Today we are in the Kalahari desert, marveling at the intricate beading and treated skins worn by the nomadic San, once known as the bushmen. This remarkable community has thrived living in some of the most extreme, hostile land on earth. During our stay temperatures have gone from -7 in the morning, up to 27 by afternoon. Today, the San live a modern life style, and dress accordingly, but they are proud to share their traditions and knowledge with visitors, offering guided visits of the bush. These visits hlp them pass their quickly dying heritage on down to the younger generation, teaching us how to find water, build a fire, and dress.
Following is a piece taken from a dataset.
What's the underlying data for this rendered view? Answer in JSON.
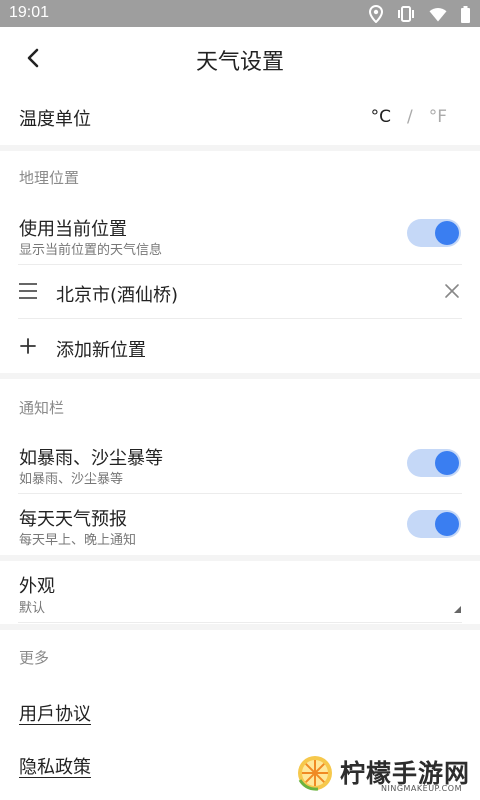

Xarugke (pronounced Gah-rue-Ha) was our tracker in the central Kalahari. He’d sit at the front of our Land Cruiser, perched on a make-shift seat above the passenger side headlight, looking for tracks, and when he found something interesting, he’d hop down and start tracking, following winding lion prints through dense bush. He chose one afternoon to dress in his traditional springbok skin and share some of his culture with us.
Out on the Makgadikgadi salt pans thick woolen blankets protect against the frigid morning air, but they are quickly dropped as the sun rises.
Fashion is not a silly indulgence of the West. San women spend hours embroidering bright, cheerful beads in to their springbok skin outfits, and the men’s wildebeest tops. Steenbok is the preferred leather for the men’s handbags, and they are the only garment not decorated. Perhaps because they exist to tote around poison arrows to the hunt.
I even spotted a Loubou-shman fixing a lady’s antelope skin sandals while the others were digging for scorpion.
And jewelry has an important place, with gorgeous beaded pieces being worn around the head, wrists, fingers and ankles. Anything that can be adorned, without interfering with practical daily life, is made discretely colorful. Men get to wear a jaunty ostrich feather to complete the look.
Modern uniforms have become a status symbol that family members reserve for translators and guides, while their children get practical winter hats and wear sensible, western sneakers. It is nice to dress-up in one’s finest, but practicality rules the day, fashion be damned.